Still, Frankel isn’t sure if “communication and baring all” is the best solution. “I have a feeling Arnold is right about therapy (he resists it at first). I don’t know if talking about your most private thoughts to a doctor is always the answer. I met a marriage counselor years ago who said that by the time a couple gets to her, it’s over. I think that happens more often than not. This movie shows a better version: Kay and Arnold got help in the nick of time. And they were finally able to face each other.”

But if not for Kay taking the initiative, Arnold would have parked himself in front of the Golf Channel without even noticing what was going through her mind.

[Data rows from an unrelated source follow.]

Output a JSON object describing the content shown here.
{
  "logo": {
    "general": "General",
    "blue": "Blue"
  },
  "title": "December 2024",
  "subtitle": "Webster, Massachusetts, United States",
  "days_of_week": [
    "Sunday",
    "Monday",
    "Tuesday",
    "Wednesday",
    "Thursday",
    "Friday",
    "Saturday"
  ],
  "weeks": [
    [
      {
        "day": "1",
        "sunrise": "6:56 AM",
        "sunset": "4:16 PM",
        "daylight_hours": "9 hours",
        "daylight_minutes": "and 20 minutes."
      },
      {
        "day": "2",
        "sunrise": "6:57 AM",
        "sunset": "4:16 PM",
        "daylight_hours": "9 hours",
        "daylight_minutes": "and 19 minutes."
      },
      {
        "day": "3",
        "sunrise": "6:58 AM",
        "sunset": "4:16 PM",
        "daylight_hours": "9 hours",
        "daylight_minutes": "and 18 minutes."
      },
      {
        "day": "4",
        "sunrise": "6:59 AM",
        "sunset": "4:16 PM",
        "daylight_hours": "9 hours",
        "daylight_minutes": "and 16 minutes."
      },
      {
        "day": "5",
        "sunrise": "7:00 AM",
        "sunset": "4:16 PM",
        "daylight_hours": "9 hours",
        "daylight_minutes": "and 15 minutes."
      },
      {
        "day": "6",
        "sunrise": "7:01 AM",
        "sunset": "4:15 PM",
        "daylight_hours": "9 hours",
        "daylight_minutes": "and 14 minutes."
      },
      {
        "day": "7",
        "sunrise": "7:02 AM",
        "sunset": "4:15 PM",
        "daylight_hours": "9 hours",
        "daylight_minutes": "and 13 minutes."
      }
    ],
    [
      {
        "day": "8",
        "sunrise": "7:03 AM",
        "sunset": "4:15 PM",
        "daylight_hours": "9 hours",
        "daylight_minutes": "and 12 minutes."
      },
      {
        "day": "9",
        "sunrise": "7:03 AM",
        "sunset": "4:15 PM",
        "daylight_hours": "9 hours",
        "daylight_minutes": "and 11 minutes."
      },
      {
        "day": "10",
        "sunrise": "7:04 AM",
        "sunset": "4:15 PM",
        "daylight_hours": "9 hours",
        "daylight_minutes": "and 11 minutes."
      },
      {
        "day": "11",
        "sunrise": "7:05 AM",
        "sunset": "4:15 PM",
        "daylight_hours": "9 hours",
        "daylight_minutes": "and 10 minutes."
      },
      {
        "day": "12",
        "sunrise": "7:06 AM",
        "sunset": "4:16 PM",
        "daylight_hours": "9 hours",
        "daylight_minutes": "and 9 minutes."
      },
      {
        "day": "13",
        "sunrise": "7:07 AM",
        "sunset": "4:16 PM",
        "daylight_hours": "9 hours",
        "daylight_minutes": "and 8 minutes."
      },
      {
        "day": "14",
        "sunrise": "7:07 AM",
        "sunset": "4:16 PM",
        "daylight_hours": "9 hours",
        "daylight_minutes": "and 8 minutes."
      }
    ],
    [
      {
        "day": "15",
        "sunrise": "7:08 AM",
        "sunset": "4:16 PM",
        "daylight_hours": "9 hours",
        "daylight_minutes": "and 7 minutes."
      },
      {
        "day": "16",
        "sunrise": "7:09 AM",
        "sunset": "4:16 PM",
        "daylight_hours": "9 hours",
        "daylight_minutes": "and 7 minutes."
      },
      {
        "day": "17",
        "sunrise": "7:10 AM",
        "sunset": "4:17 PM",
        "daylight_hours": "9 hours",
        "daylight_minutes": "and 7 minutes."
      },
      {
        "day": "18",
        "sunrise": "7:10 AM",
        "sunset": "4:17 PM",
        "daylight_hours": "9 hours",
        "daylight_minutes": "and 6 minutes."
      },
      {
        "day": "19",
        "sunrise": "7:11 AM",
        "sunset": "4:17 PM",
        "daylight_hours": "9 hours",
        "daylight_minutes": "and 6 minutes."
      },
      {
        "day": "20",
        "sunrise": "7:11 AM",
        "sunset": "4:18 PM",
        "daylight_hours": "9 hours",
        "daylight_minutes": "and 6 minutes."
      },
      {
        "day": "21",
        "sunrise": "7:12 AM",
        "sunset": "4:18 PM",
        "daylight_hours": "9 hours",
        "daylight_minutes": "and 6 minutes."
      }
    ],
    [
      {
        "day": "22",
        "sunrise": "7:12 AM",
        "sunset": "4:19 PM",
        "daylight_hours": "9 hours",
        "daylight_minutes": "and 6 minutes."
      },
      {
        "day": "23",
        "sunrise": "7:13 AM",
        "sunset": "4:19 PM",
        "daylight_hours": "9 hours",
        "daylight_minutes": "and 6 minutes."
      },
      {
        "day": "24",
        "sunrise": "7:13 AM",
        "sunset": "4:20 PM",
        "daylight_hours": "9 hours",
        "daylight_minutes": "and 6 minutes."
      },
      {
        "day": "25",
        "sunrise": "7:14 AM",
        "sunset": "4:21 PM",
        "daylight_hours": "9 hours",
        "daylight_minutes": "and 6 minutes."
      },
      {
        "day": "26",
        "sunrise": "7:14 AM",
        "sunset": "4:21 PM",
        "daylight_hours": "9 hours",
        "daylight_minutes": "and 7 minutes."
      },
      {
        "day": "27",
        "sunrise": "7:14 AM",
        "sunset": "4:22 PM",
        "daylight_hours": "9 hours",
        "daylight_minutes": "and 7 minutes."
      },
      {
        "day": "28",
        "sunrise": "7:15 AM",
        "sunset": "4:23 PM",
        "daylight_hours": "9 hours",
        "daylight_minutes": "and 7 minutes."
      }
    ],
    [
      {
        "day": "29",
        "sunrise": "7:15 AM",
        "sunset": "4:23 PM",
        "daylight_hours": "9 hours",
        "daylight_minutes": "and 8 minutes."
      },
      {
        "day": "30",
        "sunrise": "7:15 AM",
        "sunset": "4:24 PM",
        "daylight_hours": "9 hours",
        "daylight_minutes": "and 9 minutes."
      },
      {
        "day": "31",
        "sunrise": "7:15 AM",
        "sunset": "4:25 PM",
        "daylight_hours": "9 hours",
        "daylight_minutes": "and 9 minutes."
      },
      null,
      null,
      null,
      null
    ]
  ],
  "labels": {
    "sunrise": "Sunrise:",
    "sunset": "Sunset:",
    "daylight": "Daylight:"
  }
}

“Yes, well I have to remind myself not to watch too much Golf Channel,” Frankel laughs. “Men and women, well, they’re different. They take a different approach to things. When there’s a problem, men decide not to fix it, but just bury it. It’s not just the Japanese men, you know! Arnold buried his feelings, then he built a wall around himself, and Kay takes a sledgehammer to that wall. Imagine his inner resistance. Imagine his … fear!”

Frankel adds that he finds it hard to envision Kay and Arnold being performed by anyone other than Streep and Jones.

“It’s not just that they’re wonderful actors; they’re so giving, each in their ways,” he says. “I’ve worked with Meryl on ‘The Devil Wears Prada’ and she could reach in herself and pull out that haughty, domineering but vulnerable woman. And she could also be Kay. In some ways, Kay is much stronger. She knows what she wants and she’s willing to fight to get it. She’s not ashamed or embarrassed about it either. She’s just too unhappy to let mere embarrassment get in the way.”

At the same time, Frankel appreciates how hard it must be to maintain a marriage for three-plus decades. “You get older, you get into patterns. You start out with the best intentions and then life intrudes. People get a shock when they realize you have to keep making the effort, after the courting and the wedding, and the first few months or years. A marriage needs constant work. Shocking, isn’t it?”